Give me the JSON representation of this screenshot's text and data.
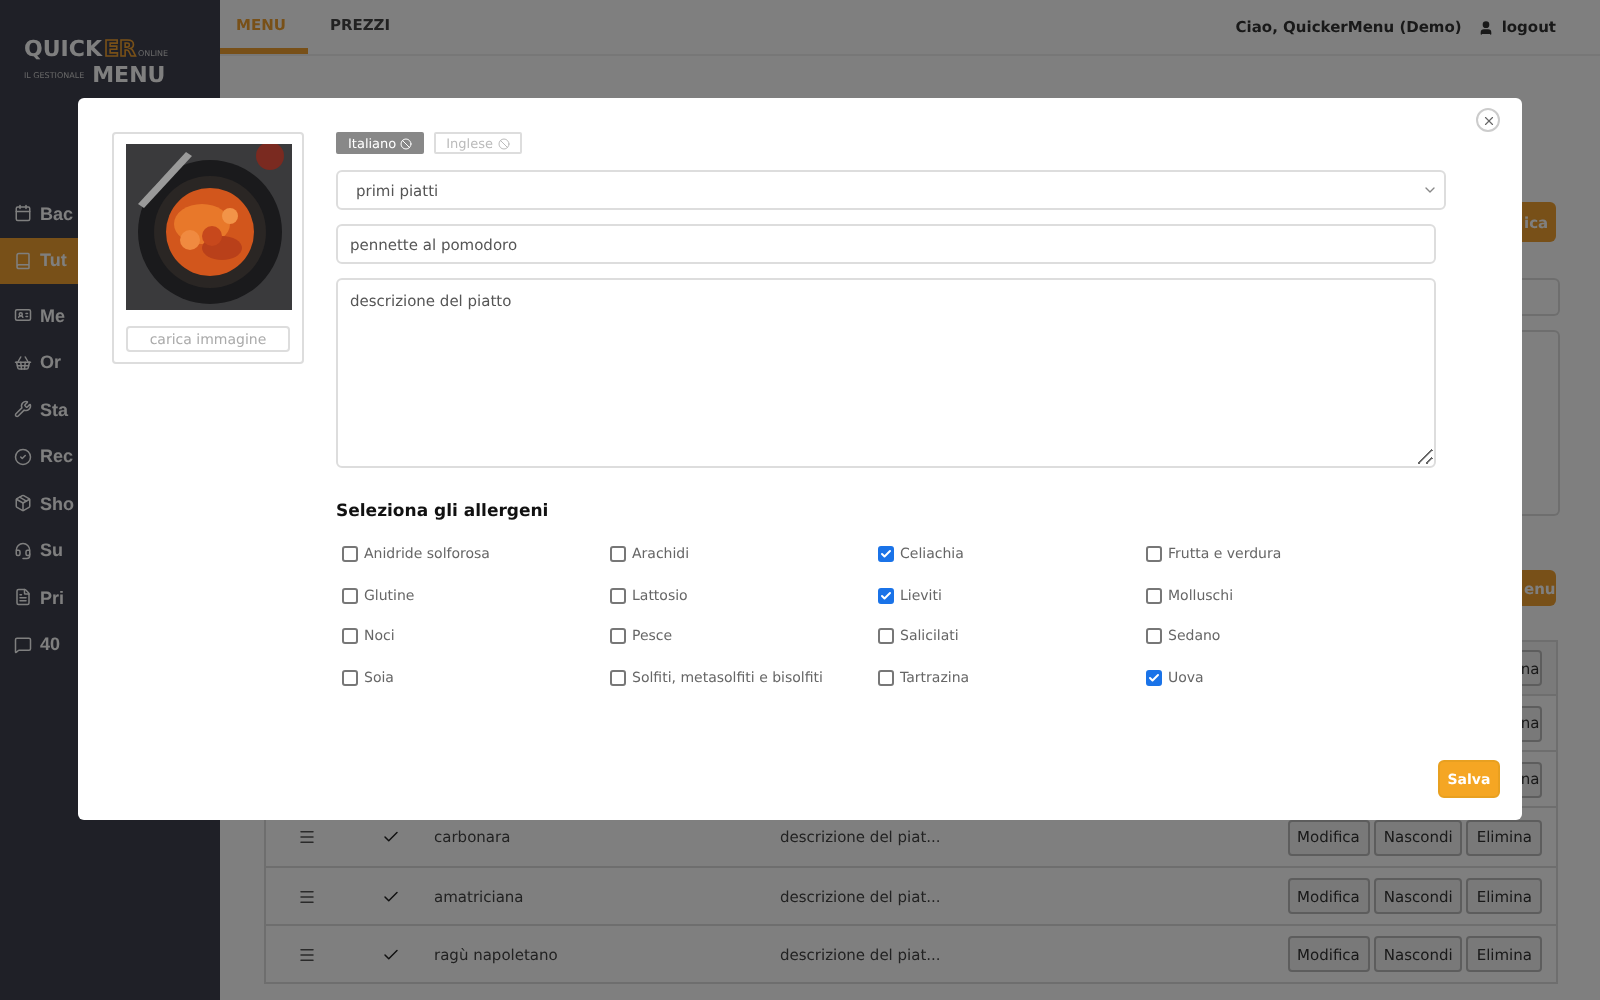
{
  "sidebar": {
    "logo": {
      "word": "QUICK",
      "accent": "ER",
      "tag": "ONLINE",
      "subtitle": "IL GESTIONALE",
      "word_2": "MENU"
    },
    "items": [
      {
        "label": "Bac",
        "selected": false
      },
      {
        "label": "Tut",
        "selected": true
      },
      {
        "label": "Me",
        "selected": false
      },
      {
        "label": "Or",
        "selected": false
      },
      {
        "label": "Sta",
        "selected": false
      },
      {
        "label": "Rec",
        "selected": false
      },
      {
        "label": "Sho",
        "selected": false
      },
      {
        "label": "Su",
        "selected": false
      },
      {
        "label": "Pri",
        "selected": false
      },
      {
        "label": "40",
        "selected": false
      }
    ]
  },
  "topbar": {
    "tabs": [
      {
        "label": "MENU",
        "selected": true
      },
      {
        "label": "PREZZI",
        "selected": false
      }
    ],
    "greeting": "Ciao, QuickerMenu (Demo)",
    "logout": "logout"
  },
  "page": {
    "top_button": "ica",
    "add_button": "enu",
    "partial_rows": [
      {
        "button": "na"
      },
      {
        "button": "na"
      },
      {
        "button": "na"
      }
    ],
    "rows": [
      {
        "name": "carbonara",
        "description": "descrizione del piat...",
        "visible": true,
        "buttons": [
          "Modifica",
          "Nascondi",
          "Elimina"
        ]
      },
      {
        "name": "amatriciana",
        "description": "descrizione del piat...",
        "visible": true,
        "buttons": [
          "Modifica",
          "Nascondi",
          "Elimina"
        ]
      },
      {
        "name": "ragù napoletano",
        "description": "descrizione del piat...",
        "visible": true,
        "buttons": [
          "Modifica",
          "Nascondi",
          "Elimina"
        ]
      }
    ]
  },
  "modal": {
    "upload_button": "carica immagine",
    "languages": [
      {
        "label": "Italiano",
        "selected": true
      },
      {
        "label": "Inglese",
        "selected": false
      }
    ],
    "category": "primi piatti",
    "name": "pennette al pomodoro",
    "description_placeholder": "descrizione del piatto",
    "allergens_title": "Seleziona gli allergeni",
    "allergens": [
      {
        "label": "Anidride solforosa",
        "checked": false
      },
      {
        "label": "Arachidi",
        "checked": false
      },
      {
        "label": "Celiachia",
        "checked": true
      },
      {
        "label": "Frutta e verdura",
        "checked": false
      },
      {
        "label": "Glutine",
        "checked": false
      },
      {
        "label": "Lattosio",
        "checked": false
      },
      {
        "label": "Lieviti",
        "checked": true
      },
      {
        "label": "Molluschi",
        "checked": false
      },
      {
        "label": "Noci",
        "checked": false
      },
      {
        "label": "Pesce",
        "checked": false
      },
      {
        "label": "Salicilati",
        "checked": false
      },
      {
        "label": "Sedano",
        "checked": false
      },
      {
        "label": "Soia",
        "checked": false
      },
      {
        "label": "Solfiti, metasolfiti e bisolfiti",
        "checked": false
      },
      {
        "label": "Tartrazina",
        "checked": false
      },
      {
        "label": "Uova",
        "checked": true
      }
    ],
    "save_button": "Salva"
  }
}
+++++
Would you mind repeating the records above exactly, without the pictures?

Give me the JSON representation of this screenshot's text and data.
{
  "sidebar": {
    "logo": {
      "word": "QUICK",
      "accent": "ER",
      "tag": "ONLINE",
      "subtitle": "IL GESTIONALE",
      "word_2": "MENU"
    },
    "items": [
      {
        "label": "Bac",
        "selected": false
      },
      {
        "label": "Tut",
        "selected": true
      },
      {
        "label": "Me",
        "selected": false
      },
      {
        "label": "Or",
        "selected": false
      },
      {
        "label": "Sta",
        "selected": false
      },
      {
        "label": "Rec",
        "selected": false
      },
      {
        "label": "Sho",
        "selected": false
      },
      {
        "label": "Su",
        "selected": false
      },
      {
        "label": "Pri",
        "selected": false
      },
      {
        "label": "40",
        "selected": false
      }
    ]
  },
  "topbar": {
    "tabs": [
      {
        "label": "MENU",
        "selected": true
      },
      {
        "label": "PREZZI",
        "selected": false
      }
    ],
    "greeting": "Ciao, QuickerMenu (Demo)",
    "logout": "logout"
  },
  "page": {
    "top_button": "ica",
    "add_button": "enu",
    "partial_rows": [
      {
        "button": "na"
      },
      {
        "button": "na"
      },
      {
        "button": "na"
      }
    ],
    "rows": [
      {
        "name": "carbonara",
        "description": "descrizione del piat...",
        "visible": true,
        "buttons": [
          "Modifica",
          "Nascondi",
          "Elimina"
        ]
      },
      {
        "name": "amatriciana",
        "description": "descrizione del piat...",
        "visible": true,
        "buttons": [
          "Modifica",
          "Nascondi",
          "Elimina"
        ]
      },
      {
        "name": "ragù napoletano",
        "description": "descrizione del piat...",
        "visible": true,
        "buttons": [
          "Modifica",
          "Nascondi",
          "Elimina"
        ]
      }
    ]
  },
  "modal": {
    "upload_button": "carica immagine",
    "languages": [
      {
        "label": "Italiano",
        "selected": true
      },
      {
        "label": "Inglese",
        "selected": false
      }
    ],
    "category": "primi piatti",
    "name": "pennette al pomodoro",
    "description_placeholder": "descrizione del piatto",
    "allergens_title": "Seleziona gli allergeni",
    "allergens": [
      {
        "label": "Anidride solforosa",
        "checked": false
      },
      {
        "label": "Arachidi",
        "checked": false
      },
      {
        "label": "Celiachia",
        "checked": true
      },
      {
        "label": "Frutta e verdura",
        "checked": false
      },
      {
        "label": "Glutine",
        "checked": false
      },
      {
        "label": "Lattosio",
        "checked": false
      },
      {
        "label": "Lieviti",
        "checked": true
      },
      {
        "label": "Molluschi",
        "checked": false
      },
      {
        "label": "Noci",
        "checked": false
      },
      {
        "label": "Pesce",
        "checked": false
      },
      {
        "label": "Salicilati",
        "checked": false
      },
      {
        "label": "Sedano",
        "checked": false
      },
      {
        "label": "Soia",
        "checked": false
      },
      {
        "label": "Solfiti, metasolfiti e bisolfiti",
        "checked": false
      },
      {
        "label": "Tartrazina",
        "checked": false
      },
      {
        "label": "Uova",
        "checked": true
      }
    ],
    "save_button": "Salva"
  }
}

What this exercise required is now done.